Advent and Evolution: Palmer's Hylo Adjusting Table
By Miranda (Franken) Hessel
The original tables that were used for administering chiropractic adjustments to patients were Spartan in appearance, with no upholstering or specific accommodations for a patient's anatomy. As the profession matured, practitioners saw the need for adjusting tables that took advantage of technology to assist in the delivery of the chiropractic adjustment, and to make it easier for the patient to mount and dismount the apparatus. This paper is a look at the first lines of raising and lowering adjusting tables, known as "hylo" tables, manufactured and marketed by the Palmer School of Chiropractic from 1910 to approximately late 1928.
Wilson Joseph Robb, DC, Pioneer Kansas Chiropractor
By Alana Callender, EdD
Wilson J. Robb, DC, was the first chiropractor in the state of Kansas, itself the first state to pass licensing laws. This paper traces his pioneer journey from schoolteacher and principal to chiropractor. Dr. Robb combined his two careers as a faculty member at the Ratledge / Foy college in Kansas and remained active in Kansas chiropractic into his ninth decade.
CMCC Board's Commitment to Increasing Non-Tuition Revenue
By Douglas M. Brown, DC
In 1978, the Canadian Memorial Chiropractic College (CMCC) became immersed in the complex procedures of accreditation through the Council on Chiropractic Education (Canada). The first phase required the production of a status study detailing the college's strengths, weaknesses and a five-year plan for improvement. A number of concerns centred on monetary inadequacies, making the CMCC Board of Governors aware that it needed to broaden the college's financial base. With this in mind, the board established a fund-raising body called "The Governors' Club."
The club's vision is to augment the capital needs of CMCC; its mission is to create a membership of alumni and friends to support the college in perpetuity. This essay covers the first 30 years of the Governors' Club's existence (1981-2011), concentrating on its financial endeavours, its participation in CMCC's other fund-raising schemes and its historical pursuits.
Sacro-Occipital Technic Block Therapy: Origin and Development
By Ned Heese, DC, FICS
Chiropractic therapeutic concepts in the early decades of the 20th century were often a result of original thinking by the developer, coupled with chance circumstances followed up with clinical research.

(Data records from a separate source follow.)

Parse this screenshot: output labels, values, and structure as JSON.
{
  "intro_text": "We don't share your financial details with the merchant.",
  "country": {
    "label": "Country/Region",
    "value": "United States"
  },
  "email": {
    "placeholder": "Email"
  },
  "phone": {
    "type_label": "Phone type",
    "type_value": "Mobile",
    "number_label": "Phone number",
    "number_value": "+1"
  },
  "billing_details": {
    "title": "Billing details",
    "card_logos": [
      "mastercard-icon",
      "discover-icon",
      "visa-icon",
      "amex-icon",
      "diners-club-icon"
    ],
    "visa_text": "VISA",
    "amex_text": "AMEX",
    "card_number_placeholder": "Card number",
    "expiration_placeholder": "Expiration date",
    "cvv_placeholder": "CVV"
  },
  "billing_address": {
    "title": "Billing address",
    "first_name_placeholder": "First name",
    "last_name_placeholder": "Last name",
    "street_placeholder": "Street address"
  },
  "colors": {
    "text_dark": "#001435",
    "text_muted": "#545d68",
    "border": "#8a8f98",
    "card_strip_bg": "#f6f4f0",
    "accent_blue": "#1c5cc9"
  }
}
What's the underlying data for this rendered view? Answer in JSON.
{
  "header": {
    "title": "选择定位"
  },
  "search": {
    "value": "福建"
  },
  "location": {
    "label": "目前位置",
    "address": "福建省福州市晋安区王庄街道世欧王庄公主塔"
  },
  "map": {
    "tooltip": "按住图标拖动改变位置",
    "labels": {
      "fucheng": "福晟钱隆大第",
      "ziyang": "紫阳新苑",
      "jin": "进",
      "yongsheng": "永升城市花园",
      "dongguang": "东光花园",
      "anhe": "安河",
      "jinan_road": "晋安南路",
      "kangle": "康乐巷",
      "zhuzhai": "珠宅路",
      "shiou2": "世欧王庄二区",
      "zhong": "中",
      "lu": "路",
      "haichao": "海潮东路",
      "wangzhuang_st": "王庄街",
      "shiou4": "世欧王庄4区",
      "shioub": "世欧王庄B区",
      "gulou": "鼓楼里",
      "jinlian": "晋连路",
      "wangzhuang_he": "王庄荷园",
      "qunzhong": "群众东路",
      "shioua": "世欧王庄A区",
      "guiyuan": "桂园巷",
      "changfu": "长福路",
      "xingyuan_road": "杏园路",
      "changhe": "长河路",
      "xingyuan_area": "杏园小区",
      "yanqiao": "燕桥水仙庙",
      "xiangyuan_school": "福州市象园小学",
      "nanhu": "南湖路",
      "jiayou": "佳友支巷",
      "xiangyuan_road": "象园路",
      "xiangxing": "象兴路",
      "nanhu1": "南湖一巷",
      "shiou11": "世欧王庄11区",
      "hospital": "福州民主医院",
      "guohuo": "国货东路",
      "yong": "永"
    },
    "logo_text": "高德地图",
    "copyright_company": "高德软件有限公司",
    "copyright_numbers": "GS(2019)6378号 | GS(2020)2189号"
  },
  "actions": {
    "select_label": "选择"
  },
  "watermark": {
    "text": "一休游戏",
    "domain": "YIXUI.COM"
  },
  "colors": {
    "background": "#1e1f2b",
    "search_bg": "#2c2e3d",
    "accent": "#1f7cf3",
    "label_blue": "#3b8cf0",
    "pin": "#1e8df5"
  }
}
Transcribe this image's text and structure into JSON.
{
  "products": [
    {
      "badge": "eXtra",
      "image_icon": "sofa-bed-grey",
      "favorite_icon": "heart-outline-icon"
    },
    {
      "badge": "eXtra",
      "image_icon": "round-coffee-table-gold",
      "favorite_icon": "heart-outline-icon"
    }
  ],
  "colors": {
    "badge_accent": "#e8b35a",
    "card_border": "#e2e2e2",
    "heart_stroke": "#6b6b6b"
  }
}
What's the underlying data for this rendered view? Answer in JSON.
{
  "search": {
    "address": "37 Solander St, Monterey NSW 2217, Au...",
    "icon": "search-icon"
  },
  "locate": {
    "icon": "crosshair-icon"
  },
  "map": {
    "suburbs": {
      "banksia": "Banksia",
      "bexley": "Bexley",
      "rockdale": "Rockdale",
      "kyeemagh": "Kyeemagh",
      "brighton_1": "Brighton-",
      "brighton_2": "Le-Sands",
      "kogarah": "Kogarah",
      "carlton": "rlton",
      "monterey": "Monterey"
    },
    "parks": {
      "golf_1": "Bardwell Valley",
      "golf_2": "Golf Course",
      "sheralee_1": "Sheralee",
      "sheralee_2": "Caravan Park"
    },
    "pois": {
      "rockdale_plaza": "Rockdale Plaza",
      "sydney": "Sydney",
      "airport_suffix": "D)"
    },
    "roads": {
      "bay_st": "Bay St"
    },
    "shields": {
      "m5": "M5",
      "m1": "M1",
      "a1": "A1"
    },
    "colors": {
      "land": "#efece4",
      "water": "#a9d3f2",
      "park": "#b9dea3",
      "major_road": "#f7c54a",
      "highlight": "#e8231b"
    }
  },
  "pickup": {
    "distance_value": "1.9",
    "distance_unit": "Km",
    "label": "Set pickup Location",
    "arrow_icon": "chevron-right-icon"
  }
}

Around 1920, Dr. Major Bertrand De Jarnette observed a demonstration of a pneumatic table used for manipulation. Built into the pelvic portion was a raised area that allowed leverage to affect pelvic distortions. Later that decade, the table was actually used in adjusting the back problems De Jarnette acquired in a severe accident some 10 years earlier. This particular therapy began to do more for his condition than any spinal manipulation was able to do.
Inventive in nature, De Jarnette began to conduct hundreds of experiments over the following decades to develop therapies with objects he could place under the pelvis to use as leverage. His later clinical research concluded with wooden pelvic wedges (herein called blocks) which were specifically placed to align the pelvis, using body weight as the energy and respiration as the force needed for the adjustment. De Jarnette introduced the pelvic block techniques in his clinical forums and publications in 1964. This article explores the conceptual origin, design and development of the blocks.
B.J.'s Beach House: The B.J. Palmer Historic Home in Sarasota, Florida
By Michael Wayne, et al.
Upon the death of his estranged wife, Bartlett Joshua Palmer, the president of the Palmer School of Chiropractic and captain of a growing broadcasting empire, found himself without a legal residence or home to truly call his own. This situation occurred as a result of the wishes Mabel Heath Palmer expressed in her will, leaving all her assets to her husband for the length of his natural life with the stipulation that upon his death all her worldly possessions would pass to their son, David.
In addition to his interests in chiropractic and radio and television broadcasting, B.J. Palmer also had a passion for circus life. All these factors led to his purchase of a home in Sarasota, Florida, where the Ringling Brothers Circus held its winter home. This article chronicles the circumstances of B.J. Palmer's Florida migration and the disposition of his winter home after his death in 1961; and the transformation of his residence into a memorial and museum that is managed and maintained by a not-for-profit charitable foundation.